B.C.'s premier waters down booze in stores expectations, cites safety concerns
December 11, 2013 - 12:35 PM
WEST KELOWNA, B.C. - B.C. Premier Christy Clark appears to be watering down the idea of alcohol sales in grocery stores.
Clark says she's aware British Columbians are massive supporters of the convenience of beer and wine sales in grocery stores, but the government has public safety concerns.
Speaking at a winery in her West Kelowna riding, Clark says she supports a dozen liquor law changes that benefit the wine industry, including selling wine and other craft-brew products at farmer's markets.
Allowing alcohol sales at grocery stores is one of 70 recommendations in a report submitted last month to the provincial justice minister by John Yap, the parliamentary secretary tasked with the review of liquor laws.
Clark says when it comes to selling beer and wine in grocery stores her government must consider public convenience, safety and the promotion of B.C. products.

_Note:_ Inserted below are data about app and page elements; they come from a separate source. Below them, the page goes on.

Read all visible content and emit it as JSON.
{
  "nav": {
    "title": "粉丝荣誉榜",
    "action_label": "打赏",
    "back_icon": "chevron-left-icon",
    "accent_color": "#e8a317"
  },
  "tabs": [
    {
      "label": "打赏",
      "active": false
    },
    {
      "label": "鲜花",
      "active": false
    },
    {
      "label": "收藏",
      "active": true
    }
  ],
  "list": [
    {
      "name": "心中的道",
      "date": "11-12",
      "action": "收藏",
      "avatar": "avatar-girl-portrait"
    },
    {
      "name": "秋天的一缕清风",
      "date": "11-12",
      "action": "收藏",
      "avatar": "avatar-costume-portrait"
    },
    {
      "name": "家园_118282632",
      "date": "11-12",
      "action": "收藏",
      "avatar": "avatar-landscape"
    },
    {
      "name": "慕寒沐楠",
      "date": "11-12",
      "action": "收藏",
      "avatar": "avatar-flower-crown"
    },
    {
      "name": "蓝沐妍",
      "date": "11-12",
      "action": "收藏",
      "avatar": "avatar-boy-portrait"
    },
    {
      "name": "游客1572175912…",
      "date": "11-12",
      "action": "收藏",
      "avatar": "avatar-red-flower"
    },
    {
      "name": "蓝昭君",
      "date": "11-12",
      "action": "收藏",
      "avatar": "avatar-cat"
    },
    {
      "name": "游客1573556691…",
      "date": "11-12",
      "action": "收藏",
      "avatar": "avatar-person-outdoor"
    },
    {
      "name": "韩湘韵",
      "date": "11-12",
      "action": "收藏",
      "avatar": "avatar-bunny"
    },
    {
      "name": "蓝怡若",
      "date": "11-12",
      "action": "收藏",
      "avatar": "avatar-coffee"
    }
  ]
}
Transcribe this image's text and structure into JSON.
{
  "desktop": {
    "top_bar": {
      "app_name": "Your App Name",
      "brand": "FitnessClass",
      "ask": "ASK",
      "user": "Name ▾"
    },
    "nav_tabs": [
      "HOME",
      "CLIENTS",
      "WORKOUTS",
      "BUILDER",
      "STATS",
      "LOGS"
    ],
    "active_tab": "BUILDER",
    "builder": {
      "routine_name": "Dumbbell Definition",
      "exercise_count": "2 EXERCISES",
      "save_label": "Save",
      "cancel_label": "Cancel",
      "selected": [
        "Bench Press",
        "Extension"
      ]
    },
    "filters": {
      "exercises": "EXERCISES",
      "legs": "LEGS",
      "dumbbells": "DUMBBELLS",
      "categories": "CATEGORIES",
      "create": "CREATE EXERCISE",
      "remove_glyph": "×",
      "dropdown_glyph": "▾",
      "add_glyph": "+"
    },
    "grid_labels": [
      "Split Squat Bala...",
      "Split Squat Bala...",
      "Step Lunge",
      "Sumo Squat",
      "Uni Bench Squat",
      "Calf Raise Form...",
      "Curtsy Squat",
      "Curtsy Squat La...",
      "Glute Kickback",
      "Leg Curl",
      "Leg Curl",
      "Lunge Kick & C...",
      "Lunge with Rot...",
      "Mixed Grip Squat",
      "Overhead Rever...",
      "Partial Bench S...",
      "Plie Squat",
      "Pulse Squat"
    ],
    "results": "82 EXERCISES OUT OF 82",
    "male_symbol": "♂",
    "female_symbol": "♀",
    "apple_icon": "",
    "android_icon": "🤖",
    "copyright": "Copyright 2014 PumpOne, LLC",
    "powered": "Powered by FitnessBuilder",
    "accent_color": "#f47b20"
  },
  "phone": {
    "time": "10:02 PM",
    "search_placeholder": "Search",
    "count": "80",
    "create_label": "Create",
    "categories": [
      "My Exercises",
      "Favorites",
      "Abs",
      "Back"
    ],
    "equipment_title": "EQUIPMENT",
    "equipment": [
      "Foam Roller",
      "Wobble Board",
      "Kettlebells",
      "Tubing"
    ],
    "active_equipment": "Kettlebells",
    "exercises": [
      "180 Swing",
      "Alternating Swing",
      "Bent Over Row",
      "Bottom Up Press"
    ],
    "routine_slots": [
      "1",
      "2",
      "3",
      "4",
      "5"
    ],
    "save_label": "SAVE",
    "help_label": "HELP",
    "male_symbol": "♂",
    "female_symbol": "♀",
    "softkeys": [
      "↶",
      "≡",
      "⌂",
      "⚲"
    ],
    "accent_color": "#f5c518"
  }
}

Private liquor store operators say selling beer and wine in grocery stores threatens their livelihoods and poses risks for alcohol sales to minors.
News from © The Canadian Press, 2013